Excerpts from an interface dataset
#####
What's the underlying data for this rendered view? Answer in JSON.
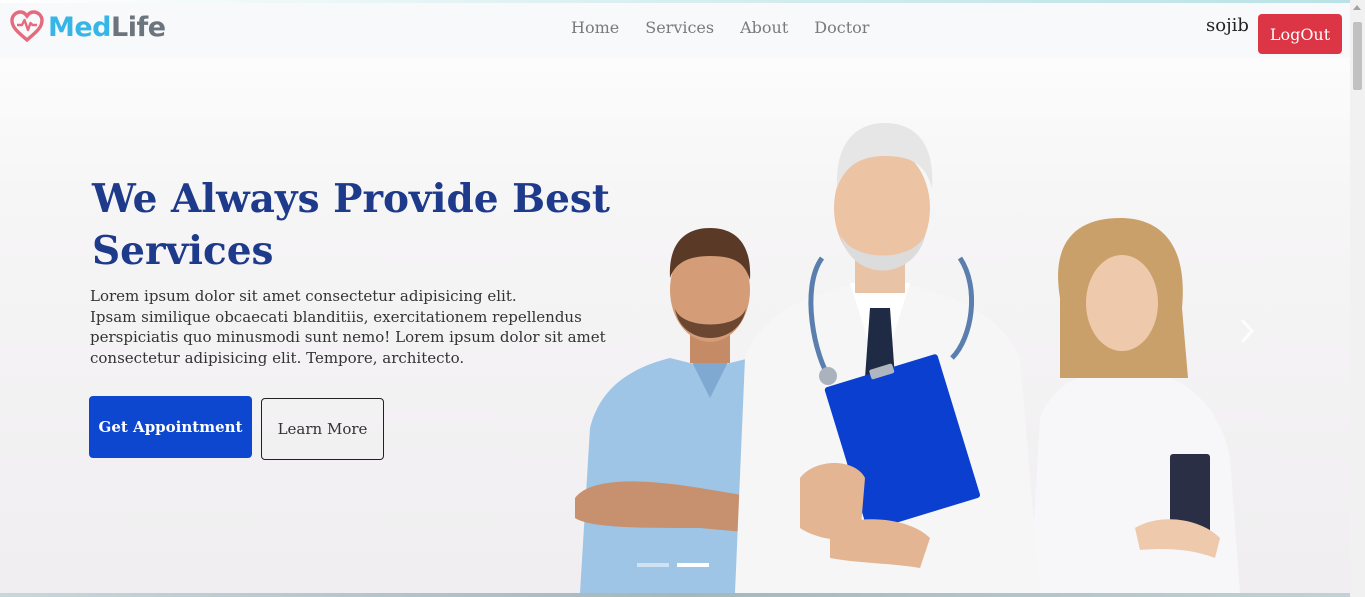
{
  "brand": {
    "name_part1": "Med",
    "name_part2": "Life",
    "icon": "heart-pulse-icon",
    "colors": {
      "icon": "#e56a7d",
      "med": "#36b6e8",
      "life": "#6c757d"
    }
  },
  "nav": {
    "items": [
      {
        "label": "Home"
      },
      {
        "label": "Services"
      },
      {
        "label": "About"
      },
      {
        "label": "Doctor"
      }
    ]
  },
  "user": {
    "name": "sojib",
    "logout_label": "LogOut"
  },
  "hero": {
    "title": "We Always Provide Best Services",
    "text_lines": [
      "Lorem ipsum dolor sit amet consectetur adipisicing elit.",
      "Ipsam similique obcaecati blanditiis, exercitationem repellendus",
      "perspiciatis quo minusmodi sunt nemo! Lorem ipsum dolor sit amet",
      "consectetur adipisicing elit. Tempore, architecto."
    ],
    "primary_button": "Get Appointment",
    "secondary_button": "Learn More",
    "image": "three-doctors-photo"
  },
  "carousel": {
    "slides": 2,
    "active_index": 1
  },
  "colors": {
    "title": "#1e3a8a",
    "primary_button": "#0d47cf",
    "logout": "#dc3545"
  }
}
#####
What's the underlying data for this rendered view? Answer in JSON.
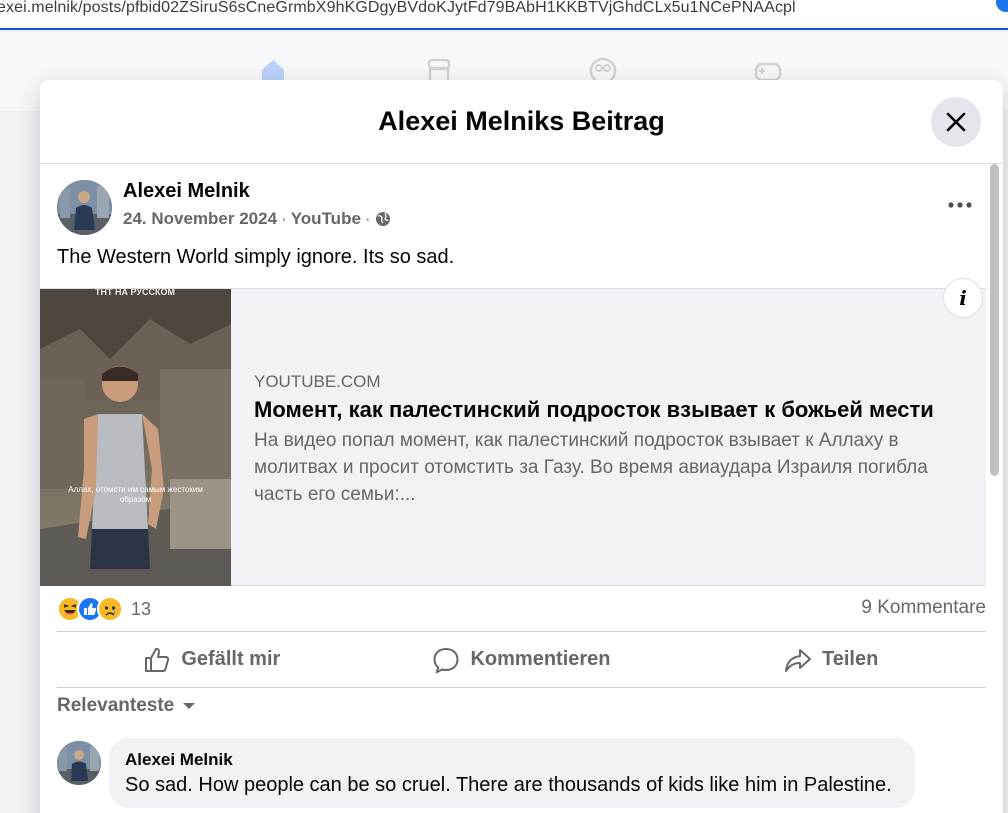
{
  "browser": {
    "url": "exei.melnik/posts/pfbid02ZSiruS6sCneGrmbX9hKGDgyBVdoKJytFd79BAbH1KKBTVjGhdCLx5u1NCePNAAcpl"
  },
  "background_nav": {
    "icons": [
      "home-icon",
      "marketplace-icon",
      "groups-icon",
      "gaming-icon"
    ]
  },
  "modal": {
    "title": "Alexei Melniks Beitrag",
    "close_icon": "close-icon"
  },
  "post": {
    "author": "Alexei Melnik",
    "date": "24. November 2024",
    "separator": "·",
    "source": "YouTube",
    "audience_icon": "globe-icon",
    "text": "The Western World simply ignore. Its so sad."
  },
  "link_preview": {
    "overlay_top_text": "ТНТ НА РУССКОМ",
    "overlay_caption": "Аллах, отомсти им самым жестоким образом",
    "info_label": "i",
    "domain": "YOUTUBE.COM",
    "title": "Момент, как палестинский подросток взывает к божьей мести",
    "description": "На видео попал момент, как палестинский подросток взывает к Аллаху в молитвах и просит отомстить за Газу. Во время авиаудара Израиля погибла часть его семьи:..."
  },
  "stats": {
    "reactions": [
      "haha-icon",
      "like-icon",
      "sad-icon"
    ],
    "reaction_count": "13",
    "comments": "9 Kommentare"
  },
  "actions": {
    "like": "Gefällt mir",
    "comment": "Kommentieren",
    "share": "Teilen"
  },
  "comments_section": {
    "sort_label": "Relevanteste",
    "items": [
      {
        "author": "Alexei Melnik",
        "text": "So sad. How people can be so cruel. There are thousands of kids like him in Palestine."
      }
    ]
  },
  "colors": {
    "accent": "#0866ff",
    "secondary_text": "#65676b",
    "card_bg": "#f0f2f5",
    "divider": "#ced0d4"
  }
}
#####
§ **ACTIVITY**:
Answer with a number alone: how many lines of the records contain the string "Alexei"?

§ **RESULT OF THIS EXERCISE**:
3